--- START ---

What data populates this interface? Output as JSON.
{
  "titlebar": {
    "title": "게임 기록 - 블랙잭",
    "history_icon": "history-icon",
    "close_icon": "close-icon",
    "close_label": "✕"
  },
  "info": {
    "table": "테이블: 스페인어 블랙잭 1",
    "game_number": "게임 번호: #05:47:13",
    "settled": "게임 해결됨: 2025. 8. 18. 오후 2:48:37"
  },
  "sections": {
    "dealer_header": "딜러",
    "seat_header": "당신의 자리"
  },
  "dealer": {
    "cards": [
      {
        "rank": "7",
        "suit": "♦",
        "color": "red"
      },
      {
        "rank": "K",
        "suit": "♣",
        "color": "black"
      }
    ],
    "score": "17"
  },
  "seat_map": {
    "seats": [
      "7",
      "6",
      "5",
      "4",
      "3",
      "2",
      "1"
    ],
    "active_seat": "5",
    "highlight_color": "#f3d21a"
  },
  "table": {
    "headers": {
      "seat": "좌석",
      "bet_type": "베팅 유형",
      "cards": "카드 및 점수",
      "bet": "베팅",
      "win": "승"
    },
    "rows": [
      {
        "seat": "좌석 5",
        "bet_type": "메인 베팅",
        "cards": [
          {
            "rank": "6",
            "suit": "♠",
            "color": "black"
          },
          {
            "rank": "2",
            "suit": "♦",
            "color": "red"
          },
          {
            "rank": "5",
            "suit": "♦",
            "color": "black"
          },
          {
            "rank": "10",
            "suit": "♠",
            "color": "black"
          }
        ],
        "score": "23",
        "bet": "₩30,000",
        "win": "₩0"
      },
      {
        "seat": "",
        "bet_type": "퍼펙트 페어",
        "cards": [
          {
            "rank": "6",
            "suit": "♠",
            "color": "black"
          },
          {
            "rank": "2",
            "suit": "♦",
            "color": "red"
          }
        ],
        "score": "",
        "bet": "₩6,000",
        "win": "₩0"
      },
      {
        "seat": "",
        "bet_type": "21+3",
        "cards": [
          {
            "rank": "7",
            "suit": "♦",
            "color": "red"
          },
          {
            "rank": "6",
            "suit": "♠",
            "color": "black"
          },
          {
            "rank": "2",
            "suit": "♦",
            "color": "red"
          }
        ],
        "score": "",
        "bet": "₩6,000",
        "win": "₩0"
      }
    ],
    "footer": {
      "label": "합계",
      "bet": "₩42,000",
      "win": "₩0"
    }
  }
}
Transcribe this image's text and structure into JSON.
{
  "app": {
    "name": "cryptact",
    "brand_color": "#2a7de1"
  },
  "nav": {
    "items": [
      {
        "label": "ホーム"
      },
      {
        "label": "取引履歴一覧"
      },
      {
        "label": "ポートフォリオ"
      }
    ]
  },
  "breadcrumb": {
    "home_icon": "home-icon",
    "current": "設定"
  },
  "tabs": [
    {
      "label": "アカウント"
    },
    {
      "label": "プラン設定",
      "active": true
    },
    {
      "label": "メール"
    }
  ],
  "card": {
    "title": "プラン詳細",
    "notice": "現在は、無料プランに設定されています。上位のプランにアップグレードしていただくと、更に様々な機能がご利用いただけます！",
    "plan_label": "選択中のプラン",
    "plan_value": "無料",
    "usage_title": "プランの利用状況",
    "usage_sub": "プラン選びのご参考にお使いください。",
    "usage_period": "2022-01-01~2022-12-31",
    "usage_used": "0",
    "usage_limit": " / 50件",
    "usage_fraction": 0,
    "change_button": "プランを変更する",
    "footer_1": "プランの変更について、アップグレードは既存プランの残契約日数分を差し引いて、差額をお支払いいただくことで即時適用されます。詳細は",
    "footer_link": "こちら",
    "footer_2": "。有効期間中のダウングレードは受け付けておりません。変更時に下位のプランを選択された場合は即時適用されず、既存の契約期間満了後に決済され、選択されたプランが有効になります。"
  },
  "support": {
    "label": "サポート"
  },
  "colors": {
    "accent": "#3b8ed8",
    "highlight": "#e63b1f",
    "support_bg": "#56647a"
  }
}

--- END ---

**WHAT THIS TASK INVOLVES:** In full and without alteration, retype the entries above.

**ANSWER SECTION:**
What data populates this interface? Output as JSON.
{
  "titlebar": {
    "title": "게임 기록 - 블랙잭",
    "history_icon": "history-icon",
    "close_icon": "close-icon",
    "close_label": "✕"
  },
  "info": {
    "table": "테이블: 스페인어 블랙잭 1",
    "game_number": "게임 번호: #05:47:13",
    "settled": "게임 해결됨: 2025. 8. 18. 오후 2:48:37"
  },
  "sections": {
    "dealer_header": "딜러",
    "seat_header": "당신의 자리"
  },
  "dealer": {
    "cards": [
      {
        "rank": "7",
        "suit": "♦",
        "color": "red"
      },
      {
        "rank": "K",
        "suit": "♣",
        "color": "black"
      }
    ],
    "score": "17"
  },
  "seat_map": {
    "seats": [
      "7",
      "6",
      "5",
      "4",
      "3",
      "2",
      "1"
    ],
    "active_seat": "5",
    "highlight_color": "#f3d21a"
  },
  "table": {
    "headers": {
      "seat": "좌석",
      "bet_type": "베팅 유형",
      "cards": "카드 및 점수",
      "bet": "베팅",
      "win": "승"
    },
    "rows": [
      {
        "seat": "좌석 5",
        "bet_type": "메인 베팅",
        "cards": [
          {
            "rank": "6",
            "suit": "♠",
            "color": "black"
          },
          {
            "rank": "2",
            "suit": "♦",
            "color": "red"
          },
          {
            "rank": "5",
            "suit": "♦",
            "color": "black"
          },
          {
            "rank": "10",
            "suit": "♠",
            "color": "black"
          }
        ],
        "score": "23",
        "bet": "₩30,000",
        "win": "₩0"
      },
      {
        "seat": "",
        "bet_type": "퍼펙트 페어",
        "cards": [
          {
            "rank": "6",
            "suit": "♠",
            "color": "black"
          },
          {
            "rank": "2",
            "suit": "♦",
            "color": "red"
          }
        ],
        "score": "",
        "bet": "₩6,000",
        "win": "₩0"
      },
      {
        "seat": "",
        "bet_type": "21+3",
        "cards": [
          {
            "rank": "7",
            "suit": "♦",
            "color": "red"
          },
          {
            "rank": "6",
            "suit": "♠",
            "color": "black"
          },
          {
            "rank": "2",
            "suit": "♦",
            "color": "red"
          }
        ],
        "score": "",
        "bet": "₩6,000",
        "win": "₩0"
      }
    ],
    "footer": {
      "label": "합계",
      "bet": "₩42,000",
      "win": "₩0"
    }
  }
}
Transcribe this image's text and structure into JSON.
{
  "app": {
    "name": "cryptact",
    "brand_color": "#2a7de1"
  },
  "nav": {
    "items": [
      {
        "label": "ホーム"
      },
      {
        "label": "取引履歴一覧"
      },
      {
        "label": "ポートフォリオ"
      }
    ]
  },
  "breadcrumb": {
    "home_icon": "home-icon",
    "current": "設定"
  },
  "tabs": [
    {
      "label": "アカウント"
    },
    {
      "label": "プラン設定",
      "active": true
    },
    {
      "label": "メール"
    }
  ],
  "card": {
    "title": "プラン詳細",
    "notice": "現在は、無料プランに設定されています。上位のプランにアップグレードしていただくと、更に様々な機能がご利用いただけます！",
    "plan_label": "選択中のプラン",
    "plan_value": "無料",
    "usage_title": "プランの利用状況",
    "usage_sub": "プラン選びのご参考にお使いください。",
    "usage_period": "2022-01-01~2022-12-31",
    "usage_used": "0",
    "usage_limit": " / 50件",
    "usage_fraction": 0,
    "change_button": "プランを変更する",
    "footer_1": "プランの変更について、アップグレードは既存プランの残契約日数分を差し引いて、差額をお支払いいただくことで即時適用されます。詳細は",
    "footer_link": "こちら",
    "footer_2": "。有効期間中のダウングレードは受け付けておりません。変更時に下位のプランを選択された場合は即時適用されず、既存の契約期間満了後に決済され、選択されたプランが有効になります。"
  },
  "support": {
    "label": "サポート"
  },
  "colors": {
    "accent": "#3b8ed8",
    "highlight": "#e63b1f",
    "support_bg": "#56647a"
  }
}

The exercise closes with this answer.